More London grim statistics:
In 2011/12, the total loss to families from welfare cuts was £3.360 billion. This year it will be well over double that, at £8.985 billion. However, this still is not even half the full amount of cuts that families will be experiencing by 2014/15. During the current year, families will still be waiting for 55 per cent of the full cuts to hit them.
133,000 unemployed households in London, 20 per cent of the total, will be unable to afford their current rent as a result of either the household or LHA cap.
Almost two-thirds of these households will face a shortfall equivalent to more than 10 per cent of their living cost benefits. Over a third face a shortfall above 20 per cent and one in six of over 30 per cent.
Currently, 30 per cent of community care grant expenditure, and just under 20 per cent of that on crisis loans, goes to people with a disability. Changes to disability benefits might also therefore be expected to increase demand.
Around 700,000 people are expected to lose out by 2015/16 from the abolition of contributory employment and support allowance for those in the work-related activity group after one year, with the DWP estimating net losses at £36 of week.
As I live in Bristol I have been researching information about poverty, unemployment and deprivation. The provision of the social fund by local government won’t be ring-fenced. In Bristol, for example, the £1.7million allocated will be a financial drop in the ocean. Just look at the statistics below:
The number of Bristol residents claiming JSA increased by 1.1% between June and July 2012, from 12,408 to 12,539.
Bristol as a whole 69,500 – 16% of the population – suffers from income deprivation ranging from 51% of people living in ‘Ilminster Avenue West’ to 1% of people living in ‘Clifton Down’.
20,700 (28%) of children live in income deprived households;
16,000 (22%) of older people live in income deprived households;
With the attacks on benefits there will be impact on areas like Knowle West and Lawrence Weston regards to the bedroom tax due to there being social housing. It has also shown that food banks in Bristol have been used a lot more. So no doubt there will be applications for the Bristol Local Crisis and Prevention Fund therefore £1.7m is woefully WOEFULLY inadequate (coupled with the fund being privatised which will, possibly, add extra costs).
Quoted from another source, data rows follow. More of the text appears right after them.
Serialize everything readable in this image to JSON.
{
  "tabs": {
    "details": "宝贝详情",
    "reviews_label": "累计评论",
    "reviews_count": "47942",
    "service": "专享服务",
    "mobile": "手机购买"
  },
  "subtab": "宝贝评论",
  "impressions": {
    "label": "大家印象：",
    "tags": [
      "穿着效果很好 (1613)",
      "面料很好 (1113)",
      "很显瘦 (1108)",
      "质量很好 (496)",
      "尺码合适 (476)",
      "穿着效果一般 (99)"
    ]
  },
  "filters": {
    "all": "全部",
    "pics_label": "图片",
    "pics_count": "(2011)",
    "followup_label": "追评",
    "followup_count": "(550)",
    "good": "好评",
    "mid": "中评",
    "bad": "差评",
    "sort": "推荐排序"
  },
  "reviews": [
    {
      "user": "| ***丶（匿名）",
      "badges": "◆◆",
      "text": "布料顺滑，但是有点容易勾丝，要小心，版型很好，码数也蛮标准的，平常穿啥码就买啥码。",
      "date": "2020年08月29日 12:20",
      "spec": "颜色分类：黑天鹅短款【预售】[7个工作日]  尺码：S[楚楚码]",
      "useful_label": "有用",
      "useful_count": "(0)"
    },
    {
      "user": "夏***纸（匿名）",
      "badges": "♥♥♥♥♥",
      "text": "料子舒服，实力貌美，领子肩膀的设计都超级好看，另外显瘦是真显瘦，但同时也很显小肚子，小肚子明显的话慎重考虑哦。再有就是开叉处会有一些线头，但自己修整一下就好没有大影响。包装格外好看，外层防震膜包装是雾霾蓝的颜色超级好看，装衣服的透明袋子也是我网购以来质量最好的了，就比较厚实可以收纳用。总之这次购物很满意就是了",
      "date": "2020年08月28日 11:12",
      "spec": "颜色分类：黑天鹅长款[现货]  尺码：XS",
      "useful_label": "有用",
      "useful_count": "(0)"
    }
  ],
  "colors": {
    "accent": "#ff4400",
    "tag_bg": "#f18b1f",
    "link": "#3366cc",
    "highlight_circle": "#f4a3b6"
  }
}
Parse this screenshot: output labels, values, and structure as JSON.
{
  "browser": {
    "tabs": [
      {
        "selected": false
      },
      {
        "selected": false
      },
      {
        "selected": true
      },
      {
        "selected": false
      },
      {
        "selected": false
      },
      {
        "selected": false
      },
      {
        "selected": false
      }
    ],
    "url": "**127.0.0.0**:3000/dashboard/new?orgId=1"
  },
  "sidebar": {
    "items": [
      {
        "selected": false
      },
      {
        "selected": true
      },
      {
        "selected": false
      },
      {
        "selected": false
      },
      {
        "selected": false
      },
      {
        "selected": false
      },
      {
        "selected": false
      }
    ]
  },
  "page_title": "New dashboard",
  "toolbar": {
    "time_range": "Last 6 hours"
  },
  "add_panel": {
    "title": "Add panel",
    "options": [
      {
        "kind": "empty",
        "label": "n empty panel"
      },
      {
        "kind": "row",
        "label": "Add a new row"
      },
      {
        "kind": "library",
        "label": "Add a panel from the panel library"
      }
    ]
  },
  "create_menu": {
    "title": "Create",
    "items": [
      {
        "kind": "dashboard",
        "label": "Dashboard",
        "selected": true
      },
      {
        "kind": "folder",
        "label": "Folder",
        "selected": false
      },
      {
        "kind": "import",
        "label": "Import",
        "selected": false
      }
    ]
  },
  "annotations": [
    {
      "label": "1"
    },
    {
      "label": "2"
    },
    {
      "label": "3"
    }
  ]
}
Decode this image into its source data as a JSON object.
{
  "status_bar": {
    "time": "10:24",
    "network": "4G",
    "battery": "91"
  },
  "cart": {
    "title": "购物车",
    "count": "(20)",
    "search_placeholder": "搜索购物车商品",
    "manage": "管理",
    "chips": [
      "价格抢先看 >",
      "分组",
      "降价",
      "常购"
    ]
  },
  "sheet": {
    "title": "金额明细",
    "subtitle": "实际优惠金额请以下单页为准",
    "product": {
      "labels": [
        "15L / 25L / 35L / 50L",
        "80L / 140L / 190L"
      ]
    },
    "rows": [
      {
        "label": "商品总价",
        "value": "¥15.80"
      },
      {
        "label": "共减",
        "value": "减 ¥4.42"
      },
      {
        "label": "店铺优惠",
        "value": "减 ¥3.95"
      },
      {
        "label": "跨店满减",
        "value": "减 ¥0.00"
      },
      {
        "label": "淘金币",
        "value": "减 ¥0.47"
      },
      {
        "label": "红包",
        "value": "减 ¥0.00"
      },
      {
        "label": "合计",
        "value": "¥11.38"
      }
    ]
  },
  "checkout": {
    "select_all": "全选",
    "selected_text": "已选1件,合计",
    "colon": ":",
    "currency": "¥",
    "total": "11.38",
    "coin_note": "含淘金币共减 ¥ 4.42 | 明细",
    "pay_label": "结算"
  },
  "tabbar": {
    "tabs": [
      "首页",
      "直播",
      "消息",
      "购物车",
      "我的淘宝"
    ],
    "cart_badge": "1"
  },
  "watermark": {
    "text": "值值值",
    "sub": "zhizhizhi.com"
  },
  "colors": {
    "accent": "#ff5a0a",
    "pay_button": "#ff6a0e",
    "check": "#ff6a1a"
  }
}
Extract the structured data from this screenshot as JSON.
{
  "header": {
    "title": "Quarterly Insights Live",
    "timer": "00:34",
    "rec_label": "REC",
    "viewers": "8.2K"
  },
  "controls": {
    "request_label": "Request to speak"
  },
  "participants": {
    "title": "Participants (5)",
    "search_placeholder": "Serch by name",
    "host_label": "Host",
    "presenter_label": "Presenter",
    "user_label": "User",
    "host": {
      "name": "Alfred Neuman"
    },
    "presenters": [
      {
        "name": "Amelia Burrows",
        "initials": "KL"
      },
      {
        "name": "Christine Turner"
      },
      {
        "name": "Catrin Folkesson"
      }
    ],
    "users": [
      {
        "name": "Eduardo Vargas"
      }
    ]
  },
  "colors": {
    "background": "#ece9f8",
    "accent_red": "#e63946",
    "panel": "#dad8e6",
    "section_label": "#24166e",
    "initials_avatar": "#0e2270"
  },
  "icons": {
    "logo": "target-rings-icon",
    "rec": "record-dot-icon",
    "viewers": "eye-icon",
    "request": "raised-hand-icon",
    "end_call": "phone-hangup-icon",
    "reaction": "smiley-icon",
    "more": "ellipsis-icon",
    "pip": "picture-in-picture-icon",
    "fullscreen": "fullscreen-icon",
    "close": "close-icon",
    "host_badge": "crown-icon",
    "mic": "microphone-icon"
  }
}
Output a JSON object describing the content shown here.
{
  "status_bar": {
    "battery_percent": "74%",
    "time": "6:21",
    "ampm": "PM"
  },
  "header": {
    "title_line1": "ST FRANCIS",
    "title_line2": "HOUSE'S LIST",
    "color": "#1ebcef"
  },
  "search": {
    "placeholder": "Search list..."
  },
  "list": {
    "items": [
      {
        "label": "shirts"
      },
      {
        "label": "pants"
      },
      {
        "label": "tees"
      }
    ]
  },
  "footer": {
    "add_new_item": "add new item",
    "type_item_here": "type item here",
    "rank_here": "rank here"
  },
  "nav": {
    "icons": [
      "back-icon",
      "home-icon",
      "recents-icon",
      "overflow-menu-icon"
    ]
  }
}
These attacks on benefits amount to a savage ongoing class war against the poor. People need to organise and fight back!